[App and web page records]
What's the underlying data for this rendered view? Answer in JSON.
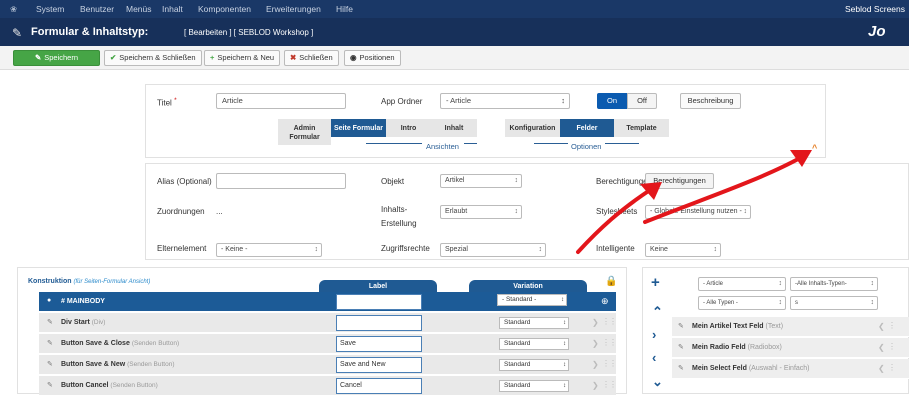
{
  "menubar": {
    "items": [
      "System",
      "Benutzer",
      "Menüs",
      "Inhalt",
      "Komponenten",
      "Erweiterungen",
      "Hilfe"
    ],
    "site_name": "Seblod Screens"
  },
  "titlebar": {
    "title": "Formular & Inhaltstyp:",
    "subtitle": "[ Bearbeiten ] [ SEBLOD Workshop ]",
    "logo_text": "Jo"
  },
  "toolbar": {
    "save": "Speichern",
    "save_close": "Speichern & Schließen",
    "save_new": "Speichern & Neu",
    "close": "Schließen",
    "positions": "Positionen"
  },
  "top_form": {
    "title_label": "Titel",
    "required_mark": "*",
    "title_value": "Article",
    "app_folder_label": "App Ordner",
    "app_folder_value": "- Article",
    "toggle_on": "On",
    "toggle_off": "Off",
    "description_button": "Beschreibung",
    "views": {
      "admin": "Admin Formular",
      "site": "Seite Formular",
      "intro": "Intro",
      "content": "Inhalt",
      "group_label": "Ansichten"
    },
    "options": {
      "config": "Konfiguration",
      "fields": "Felder",
      "template": "Template",
      "group_label": "Optionen"
    }
  },
  "settings": {
    "alias_label": "Alias (Optional)",
    "alias_value": "",
    "object_label": "Objekt",
    "object_value": "Artikel",
    "permissions_label": "Berechtigungen",
    "permissions_button": "Berechtigungen",
    "assignments_label": "Zuordnungen",
    "assignments_value": "...",
    "content_creation_label": "Inhalts-Erstellung",
    "content_creation_value": "Erlaubt",
    "stylesheets_label": "Stylesheets",
    "stylesheets_value": "- Globale Einstellung nutzen -",
    "parent_label": "Elternelement",
    "parent_value": "- Keine -",
    "access_label": "Zugriffsrechte",
    "access_value": "Spezial",
    "intelligent_label": "Intelligente",
    "intelligent_value": "Keine"
  },
  "construction": {
    "title": "Konstruktion",
    "subtitle": "(für Seiten-Formular Ansicht)",
    "label_col": "Label",
    "variation_col": "Variation",
    "rows": [
      {
        "name": "# MAINBODY",
        "type": "",
        "label": "",
        "variation": "- Standard -"
      },
      {
        "name": "Div Start",
        "type": "(Div)",
        "label": "",
        "variation": "Standard"
      },
      {
        "name": "Button Save & Close",
        "type": "(Senden Button)",
        "label": "Save",
        "variation": "Standard"
      },
      {
        "name": "Button Save & New",
        "type": "(Senden Button)",
        "label": "Save and New",
        "variation": "Standard"
      },
      {
        "name": "Button Cancel",
        "type": "(Senden Button)",
        "label": "Cancel",
        "variation": "Standard"
      }
    ]
  },
  "fields_pane": {
    "filter_1": "- Article",
    "filter_2": "-Alle Inhalts-Typen-",
    "filter_3": "- Alle Typen -",
    "filter_4": "s",
    "items": [
      {
        "name": "Mein Artikel Text Feld",
        "type": "(Text)"
      },
      {
        "name": "Mein Radio Feld",
        "type": "(Radiobox)"
      },
      {
        "name": "Mein Select Feld",
        "type": "(Auswahl - Einfach)"
      }
    ]
  },
  "colors": {
    "menubar": "#1a3867",
    "titlebar": "#17305a",
    "accent": "#1f5a93",
    "save": "#46a546",
    "annotation_arrow": "#e3161b"
  }
}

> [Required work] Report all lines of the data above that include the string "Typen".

> [Exercise result]
    "filter_2": "-Alle Inhalts-Typen-",
    "filter_3": "- Alle Typen -",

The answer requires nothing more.